Trinidad and Tobago’s state-owned Trinidad Petroleum Holdings Ltd. (TPHL) has restarted its search for partners to help revive subsidiary Guaracara Refining Co. Ltd.’s (Guaracara) currently idled 175,000-b/d Pointe-a-Pierre refinery—the island nation’s only—which ceased processing activities in late 2018 amid the government’s restructuring of former operator Petroleum Co. of Trinidad and Tobago Ltd. (Petrotrin) (OGJ Online, Nov. 6, 2018).
Companies interested in participating in the bidding process are invited to contact Scotia Capital (USA) Inc. (Scotiabank), TPHL’s exclusive financial advisor for the proposed transaction, via e-mail by July 23, TPHL said.
Interested parties or consortia determined to possess the requisite expertise for restarting the refinery subsequently will be provided with an initial marketing document and invited to participate in the process following execution of a legally binding nondisclosure agreement, according to the government-run operator.
Expressions of interest should be sent to [email protected] by the July 23 deadline.
Second time around

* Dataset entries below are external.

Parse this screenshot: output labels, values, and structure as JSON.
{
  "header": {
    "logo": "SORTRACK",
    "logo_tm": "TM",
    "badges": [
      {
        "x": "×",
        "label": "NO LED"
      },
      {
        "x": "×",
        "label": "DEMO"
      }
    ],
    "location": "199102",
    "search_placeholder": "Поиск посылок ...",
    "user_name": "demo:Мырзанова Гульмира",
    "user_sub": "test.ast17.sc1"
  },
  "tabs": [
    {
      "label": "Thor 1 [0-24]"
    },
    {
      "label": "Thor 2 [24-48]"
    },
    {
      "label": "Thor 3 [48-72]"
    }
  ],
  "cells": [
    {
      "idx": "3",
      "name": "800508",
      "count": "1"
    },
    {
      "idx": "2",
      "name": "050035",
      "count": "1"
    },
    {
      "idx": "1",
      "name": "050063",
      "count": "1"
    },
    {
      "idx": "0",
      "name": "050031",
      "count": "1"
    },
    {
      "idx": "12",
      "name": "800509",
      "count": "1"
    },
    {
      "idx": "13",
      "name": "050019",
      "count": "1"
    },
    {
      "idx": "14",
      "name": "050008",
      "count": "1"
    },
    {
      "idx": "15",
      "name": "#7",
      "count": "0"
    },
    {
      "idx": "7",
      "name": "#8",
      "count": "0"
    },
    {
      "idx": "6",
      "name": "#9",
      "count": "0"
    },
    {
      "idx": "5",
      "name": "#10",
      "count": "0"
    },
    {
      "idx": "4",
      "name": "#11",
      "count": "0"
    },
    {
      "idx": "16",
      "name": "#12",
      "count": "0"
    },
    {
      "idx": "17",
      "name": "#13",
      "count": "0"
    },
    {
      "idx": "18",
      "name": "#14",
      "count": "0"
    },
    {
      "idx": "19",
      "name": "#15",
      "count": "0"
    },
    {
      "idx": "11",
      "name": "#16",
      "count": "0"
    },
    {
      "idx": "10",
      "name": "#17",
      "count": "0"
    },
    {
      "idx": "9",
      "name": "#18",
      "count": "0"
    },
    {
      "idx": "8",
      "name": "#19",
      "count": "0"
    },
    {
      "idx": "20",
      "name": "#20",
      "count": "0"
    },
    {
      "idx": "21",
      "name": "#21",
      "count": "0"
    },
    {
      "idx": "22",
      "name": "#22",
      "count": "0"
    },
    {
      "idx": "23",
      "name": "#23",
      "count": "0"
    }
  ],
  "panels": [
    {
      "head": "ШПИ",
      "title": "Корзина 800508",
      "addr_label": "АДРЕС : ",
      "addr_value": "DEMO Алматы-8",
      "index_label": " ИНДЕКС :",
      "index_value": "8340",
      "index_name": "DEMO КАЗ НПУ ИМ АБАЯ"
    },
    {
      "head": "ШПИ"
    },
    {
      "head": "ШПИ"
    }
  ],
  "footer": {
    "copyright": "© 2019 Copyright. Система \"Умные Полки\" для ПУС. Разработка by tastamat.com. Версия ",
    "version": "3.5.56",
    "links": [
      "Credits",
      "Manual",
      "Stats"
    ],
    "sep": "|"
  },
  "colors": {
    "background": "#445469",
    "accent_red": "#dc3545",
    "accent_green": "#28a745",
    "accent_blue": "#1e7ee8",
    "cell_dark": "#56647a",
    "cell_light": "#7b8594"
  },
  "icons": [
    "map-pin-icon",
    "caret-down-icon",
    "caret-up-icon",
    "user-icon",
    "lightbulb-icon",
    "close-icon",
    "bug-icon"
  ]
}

Announcement of TPHL’s reissuing of its request for proposals (RFP) for partners to purchase and restart assets of Guaracara and fellow subsidiary Paria Fuel Trading Co. Ltd. (Paria)s—which manages refined product import, storage, and distribution operations at the Pointe-a-Pierre site—follows official revocation in February 2021 of its September 2019 selection of Oildfied Workers’ Trade Union subsidiary Patriotic Energies and Technologies Co. Ltd. (Patriotic) as preferred bidder for the assets, according to a Feb. 26 release from Trinidad and Tobago’s Minister of Finance Colm Imbert.
After more than a yearlong process of negotiations, fiscal due-diligence, and asset inspection activities, TPHL on Feb. 18 determined it could no longer support Patriotic’s proposed $500-million acquisition of Guaracara and Paria after evaluating the would-be operator’s final financing proposal for the assets submitted on Feb. 5, according to Imbert.
In a separate release on Feb. 20, Imbert explained cancellation of the Patriotic negotiations boiled down to the company’s ultimate inability to ensure it could finance its purchase and operation of the refinery in accord with general criteria and conditions of the original 2019 RFP.
"Simply put, the fundamental conditionality in the financing proposal from Credit Suisse [Patriotic’s lender] was that the Government was required to issue to Credit Suisse, through Patriotic, $750 million in fully transferable and tradeable tax credits in exchange for the $500 million that would be paid to [TPHL] for [Guaracara] and Paria," Imbert said.
Essentially, this meant Trinidad and Tobago would have to give Credit Suisse $750 million in fully transferable money market instruments that the lender confirmed up front that it planned to sell on the open market, according to Imbert.
“Patriotic would then get [Guaracara] and Paria for free, having put up no money, collateral, or security, and could mortgage the [r]efinery and Paria as they saw fit…[which] was not what was envisaged or stated [originally]… and certainly not in the public interest.”
TPHL—which is responsible for managing the entirety of Trinidad and Tobago's oil-related assets—confirmed that the Pointe-a-Pierre refinery currently is in preservation mode, with Guaracara maintaining an active asset integrity program to enable a quick restart.
Anticipated to resume operations at the refinery in 2020 under the now-defunct Patriotic deal, TPHL has yet to disclose a definitive timeline for the newly announced RFP process.